▶ Task instructions
Output every record exactly, apart from its images.

▶ Provided records
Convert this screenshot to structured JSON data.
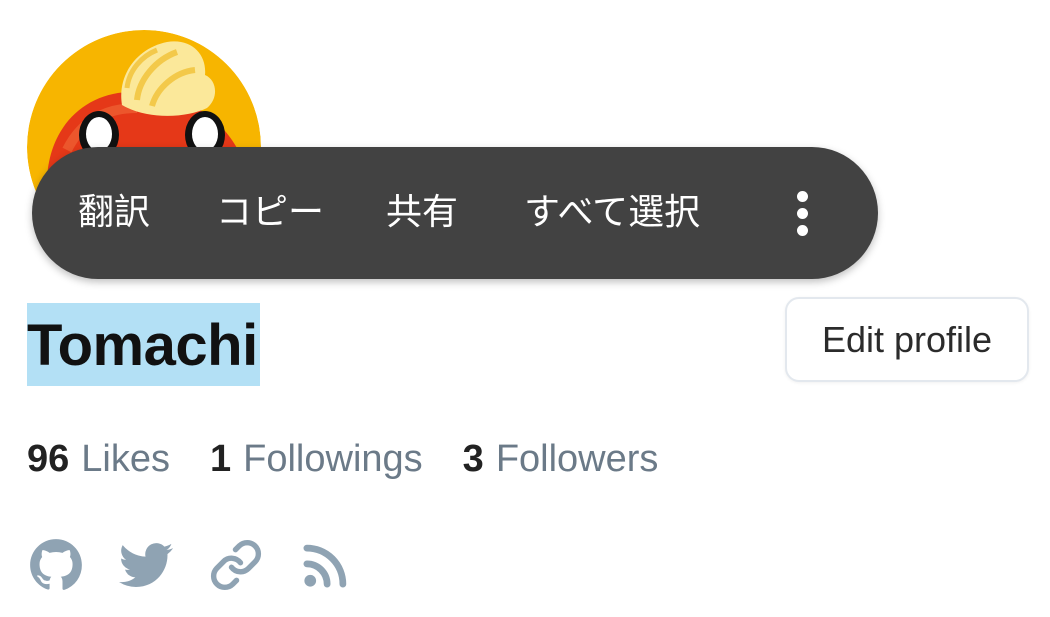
{
  "profile": {
    "avatar_icon": "avatar-image",
    "name": "Tomachi",
    "edit_button_label": "Edit profile"
  },
  "selection_toolbar": {
    "translate_label": "翻訳",
    "copy_label": "コピー",
    "share_label": "共有",
    "select_all_label": "すべて選択",
    "more_icon": "more-vertical-icon"
  },
  "stats": {
    "likes_count": "96",
    "likes_label": "Likes",
    "followings_count": "1",
    "followings_label": "Followings",
    "followers_count": "3",
    "followers_label": "Followers"
  },
  "social_links": [
    {
      "icon": "github-icon"
    },
    {
      "icon": "twitter-icon"
    },
    {
      "icon": "link-icon"
    },
    {
      "icon": "rss-icon"
    }
  ],
  "colors": {
    "toolbar_background": "#424242",
    "selection_highlight": "#b3e0f5",
    "muted_text": "#6b7a88",
    "icon_color": "#8fa3b3",
    "avatar_background": "#f7b500",
    "avatar_character": "#e53818"
  }
}
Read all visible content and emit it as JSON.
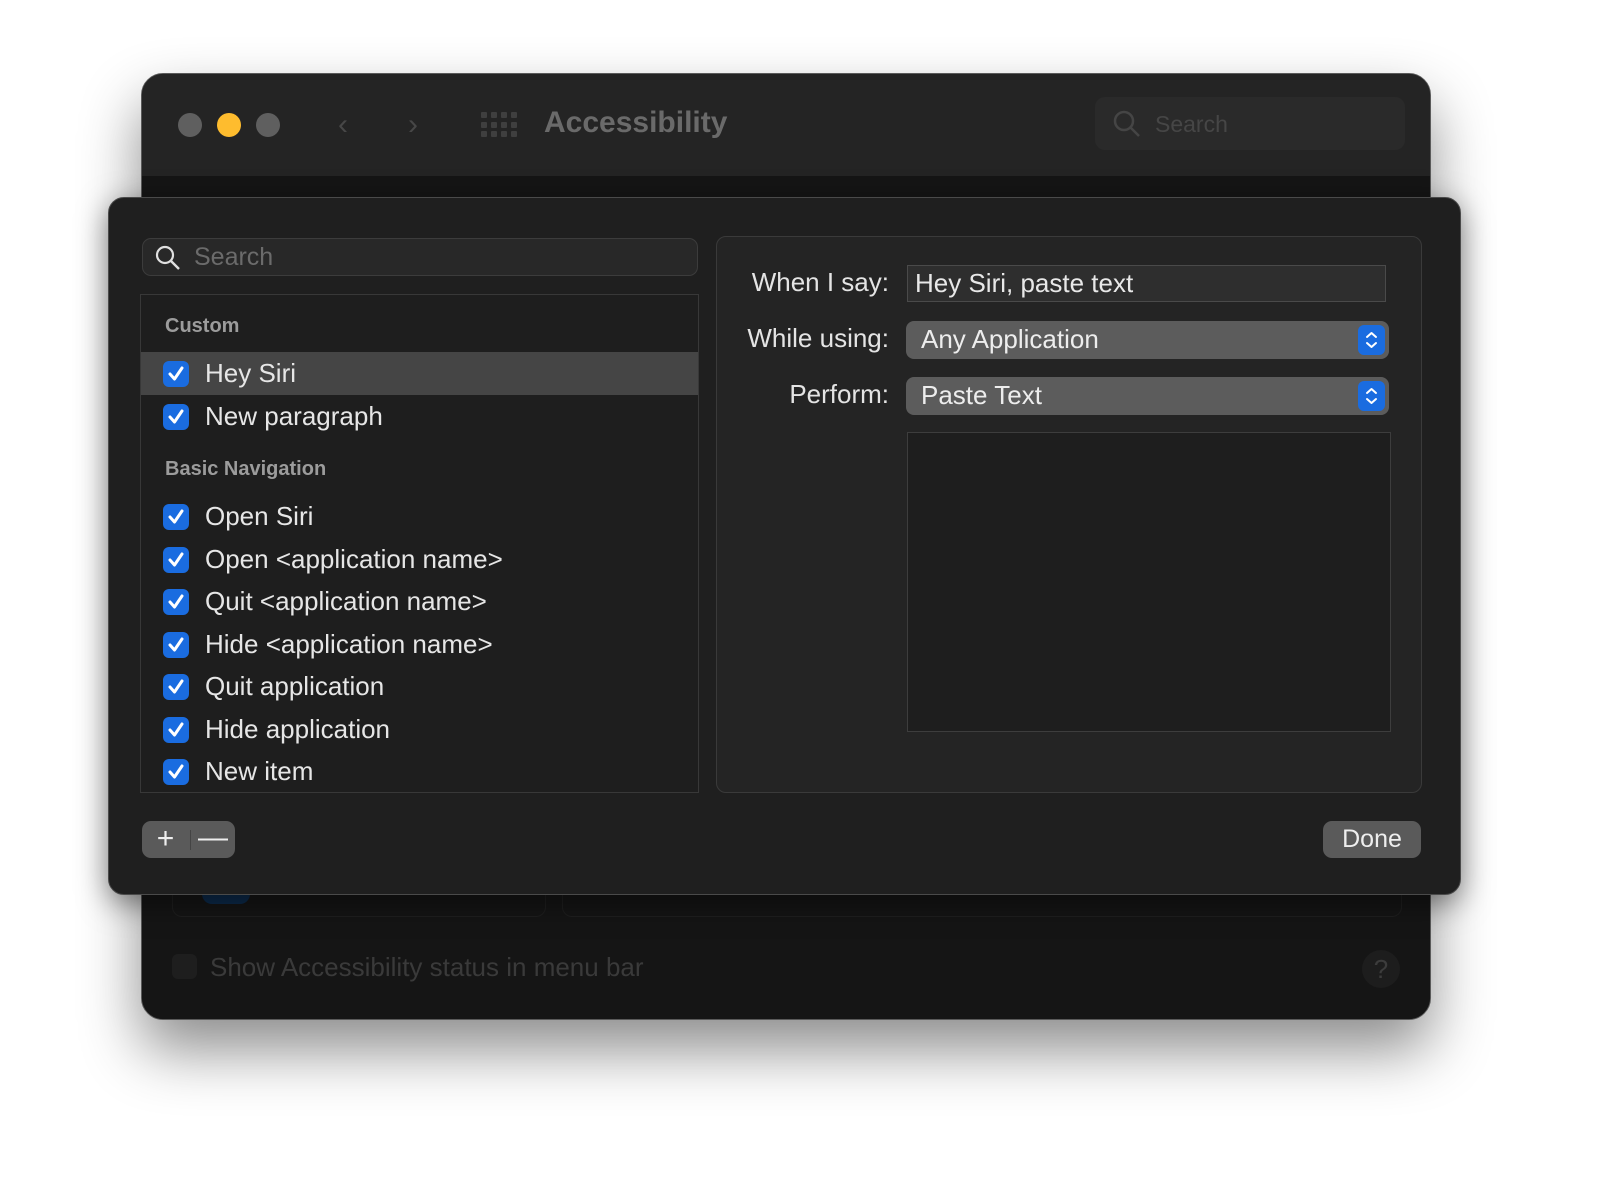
{
  "window": {
    "title": "Accessibility",
    "search_placeholder": "Search",
    "nav_back": "‹",
    "nav_forward": "›",
    "background": {
      "checkbox_label": "Show Accessibility status in menu bar",
      "help_label": "?"
    }
  },
  "sheet": {
    "search_placeholder": "Search",
    "sections": [
      {
        "title": "Custom",
        "items": [
          {
            "label": "Hey Siri",
            "checked": true,
            "selected": true
          },
          {
            "label": "New paragraph",
            "checked": true,
            "selected": false
          }
        ]
      },
      {
        "title": "Basic Navigation",
        "items": [
          {
            "label": "Open Siri",
            "checked": true
          },
          {
            "label": "Open <application name>",
            "checked": true
          },
          {
            "label": "Quit <application name>",
            "checked": true
          },
          {
            "label": "Hide <application name>",
            "checked": true
          },
          {
            "label": "Quit application",
            "checked": true
          },
          {
            "label": "Hide application",
            "checked": true
          },
          {
            "label": "New item",
            "checked": true
          }
        ]
      }
    ],
    "form": {
      "when_label": "When I say:",
      "when_value": "Hey Siri, paste text",
      "while_label": "While using:",
      "while_value": "Any Application",
      "perform_label": "Perform:",
      "perform_value": "Paste Text",
      "text_content": ""
    },
    "add_label": "+",
    "remove_label": "—",
    "done_label": "Done"
  },
  "colors": {
    "accent": "#1a6ce0",
    "minimize": "#febc2e"
  }
}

▶ Task answer
Convert this screenshot to structured JSON data.
{
  "profile": {
    "avatar_icon": "avatar-image",
    "name": "Tomachi",
    "edit_button_label": "Edit profile"
  },
  "selection_toolbar": {
    "translate_label": "翻訳",
    "copy_label": "コピー",
    "share_label": "共有",
    "select_all_label": "すべて選択",
    "more_icon": "more-vertical-icon"
  },
  "stats": {
    "likes_count": "96",
    "likes_label": "Likes",
    "followings_count": "1",
    "followings_label": "Followings",
    "followers_count": "3",
    "followers_label": "Followers"
  },
  "social_links": [
    {
      "icon": "github-icon"
    },
    {
      "icon": "twitter-icon"
    },
    {
      "icon": "link-icon"
    },
    {
      "icon": "rss-icon"
    }
  ],
  "colors": {
    "toolbar_background": "#424242",
    "selection_highlight": "#b3e0f5",
    "muted_text": "#6b7a88",
    "icon_color": "#8fa3b3",
    "avatar_background": "#f7b500",
    "avatar_character": "#e53818"
  }
}
Read all visible content and emit it as JSON.
{
  "window": {
    "title": "Accessibility",
    "search_placeholder": "Search",
    "nav_back": "‹",
    "nav_forward": "›",
    "background": {
      "checkbox_label": "Show Accessibility status in menu bar",
      "help_label": "?"
    }
  },
  "sheet": {
    "search_placeholder": "Search",
    "sections": [
      {
        "title": "Custom",
        "items": [
          {
            "label": "Hey Siri",
            "checked": true,
            "selected": true
          },
          {
            "label": "New paragraph",
            "checked": true,
            "selected": false
          }
        ]
      },
      {
        "title": "Basic Navigation",
        "items": [
          {
            "label": "Open Siri",
            "checked": true
          },
          {
            "label": "Open <application name>",
            "checked": true
          },
          {
            "label": "Quit <application name>",
            "checked": true
          },
          {
            "label": "Hide <application name>",
            "checked": true
          },
          {
            "label": "Quit application",
            "checked": true
          },
          {
            "label": "Hide application",
            "checked": true
          },
          {
            "label": "New item",
            "checked": true
          }
        ]
      }
    ],
    "form": {
      "when_label": "When I say:",
      "when_value": "Hey Siri, paste text",
      "while_label": "While using:",
      "while_value": "Any Application",
      "perform_label": "Perform:",
      "perform_value": "Paste Text",
      "text_content": ""
    },
    "add_label": "+",
    "remove_label": "—",
    "done_label": "Done"
  },
  "colors": {
    "accent": "#1a6ce0",
    "minimize": "#febc2e"
  }
}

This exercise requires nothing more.